I had the next day in Queenstown all to myself, because Marius was going skydiving without me. (While I’m sure skydiving is an incredible adrenaline rush, I have no interest in paying hundreds of dollars for so passive an experience.) On our Gondola ride down the mountain the day before, a Canadian sitting across from us had recommended the Ben Lomond Track, which goes all the way to the top of the mountain above the restaurant and luge. Having spent most of the last week in a car, I had a lot of pent-up energy, so I decided to go for it. The sign at the trailhead said it would take 6-8 hours round trip. I did it in 4.5, and that’s including a one-hour lunch break! It’s a beautiful thing to be young and healthy. It felt great.

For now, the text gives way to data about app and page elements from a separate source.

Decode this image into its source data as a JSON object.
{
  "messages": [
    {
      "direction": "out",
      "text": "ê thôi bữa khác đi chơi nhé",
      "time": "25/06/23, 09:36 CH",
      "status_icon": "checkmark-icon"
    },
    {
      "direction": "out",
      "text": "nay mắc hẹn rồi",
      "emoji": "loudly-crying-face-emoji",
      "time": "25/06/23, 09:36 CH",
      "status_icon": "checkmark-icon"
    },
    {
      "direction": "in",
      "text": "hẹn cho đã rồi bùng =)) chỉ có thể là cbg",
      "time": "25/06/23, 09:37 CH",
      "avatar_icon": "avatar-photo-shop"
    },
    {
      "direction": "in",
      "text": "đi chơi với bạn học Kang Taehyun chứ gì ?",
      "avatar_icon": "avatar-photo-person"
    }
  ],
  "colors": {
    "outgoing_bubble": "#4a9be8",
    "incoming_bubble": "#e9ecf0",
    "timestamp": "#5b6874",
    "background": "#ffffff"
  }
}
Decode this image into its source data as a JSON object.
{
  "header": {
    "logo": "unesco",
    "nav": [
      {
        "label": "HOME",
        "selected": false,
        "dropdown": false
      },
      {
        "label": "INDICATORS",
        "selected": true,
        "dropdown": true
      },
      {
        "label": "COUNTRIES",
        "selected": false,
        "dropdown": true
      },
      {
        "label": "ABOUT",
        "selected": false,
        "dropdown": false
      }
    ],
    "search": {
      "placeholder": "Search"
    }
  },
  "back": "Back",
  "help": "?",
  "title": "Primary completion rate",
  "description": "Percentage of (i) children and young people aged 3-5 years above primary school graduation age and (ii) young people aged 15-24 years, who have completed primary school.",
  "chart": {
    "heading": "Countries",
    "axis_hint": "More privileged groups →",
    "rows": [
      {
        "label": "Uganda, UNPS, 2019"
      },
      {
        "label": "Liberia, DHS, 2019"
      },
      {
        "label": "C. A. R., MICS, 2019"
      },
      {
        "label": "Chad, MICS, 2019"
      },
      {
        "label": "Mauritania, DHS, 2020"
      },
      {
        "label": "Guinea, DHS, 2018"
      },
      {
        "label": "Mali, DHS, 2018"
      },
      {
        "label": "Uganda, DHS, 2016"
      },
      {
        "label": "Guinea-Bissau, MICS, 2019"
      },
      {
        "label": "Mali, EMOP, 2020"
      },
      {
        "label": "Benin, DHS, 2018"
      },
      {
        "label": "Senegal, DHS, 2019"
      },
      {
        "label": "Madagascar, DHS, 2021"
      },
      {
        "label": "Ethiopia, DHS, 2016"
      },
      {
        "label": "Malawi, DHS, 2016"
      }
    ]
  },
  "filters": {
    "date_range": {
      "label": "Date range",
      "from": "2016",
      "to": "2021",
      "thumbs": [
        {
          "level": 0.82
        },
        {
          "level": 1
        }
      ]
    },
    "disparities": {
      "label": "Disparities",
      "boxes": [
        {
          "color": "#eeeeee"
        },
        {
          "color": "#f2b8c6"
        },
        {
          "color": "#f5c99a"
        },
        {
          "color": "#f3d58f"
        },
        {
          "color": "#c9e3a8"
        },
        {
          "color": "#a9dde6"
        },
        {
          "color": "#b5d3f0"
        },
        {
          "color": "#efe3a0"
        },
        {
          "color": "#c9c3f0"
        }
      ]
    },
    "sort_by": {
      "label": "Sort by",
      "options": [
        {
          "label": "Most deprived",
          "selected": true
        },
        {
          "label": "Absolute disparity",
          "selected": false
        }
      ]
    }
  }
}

When Marius and I met back at the car, I learned that his skydive had been cancelled due to unpredictable winds. I felt sorry for him, because I knew how much he was looking forward to it. That was going to be the highlight of the trip for him. Missing out on it seemed to take the wind out of his sails. We had planned to spend another two or three days on the road, but he said he wanted to be home by nightfall the next day. That was okay with me. We both had a lot of homework to do before classes resumed, and we would still have time for one last stop.
I had hoped we would return via Dunedin, South Island’s second largest city, but Marius is more interested in New Zealand’s nature than its culture. After seeing how disappointed he was, agreeing to return via Mount Cook was the least I could do.
The visitor center at Mount Cook National Park is a fascinating little museum. I could have spent half a day just admiring all the exhibits, but time was ticking, so we took the advice of the woman at the information counter and drove to the trailhead for the Hooker Valley Track. It was a windy, but pleasant 90-minute walk that led us over several suspension bridges and ended at Hooker Lake. New Zealand’s tallest mountain, Mount Cook (12,218 feet), loomed tall in the distance. Before leaving the park, we also drove to Tasman Lake for a shorter walk.
We made it back to Christchurch without incident. We pulled up to our flat shortly after sunset and unloaded the car, satisfied with our trip, and happy to be home.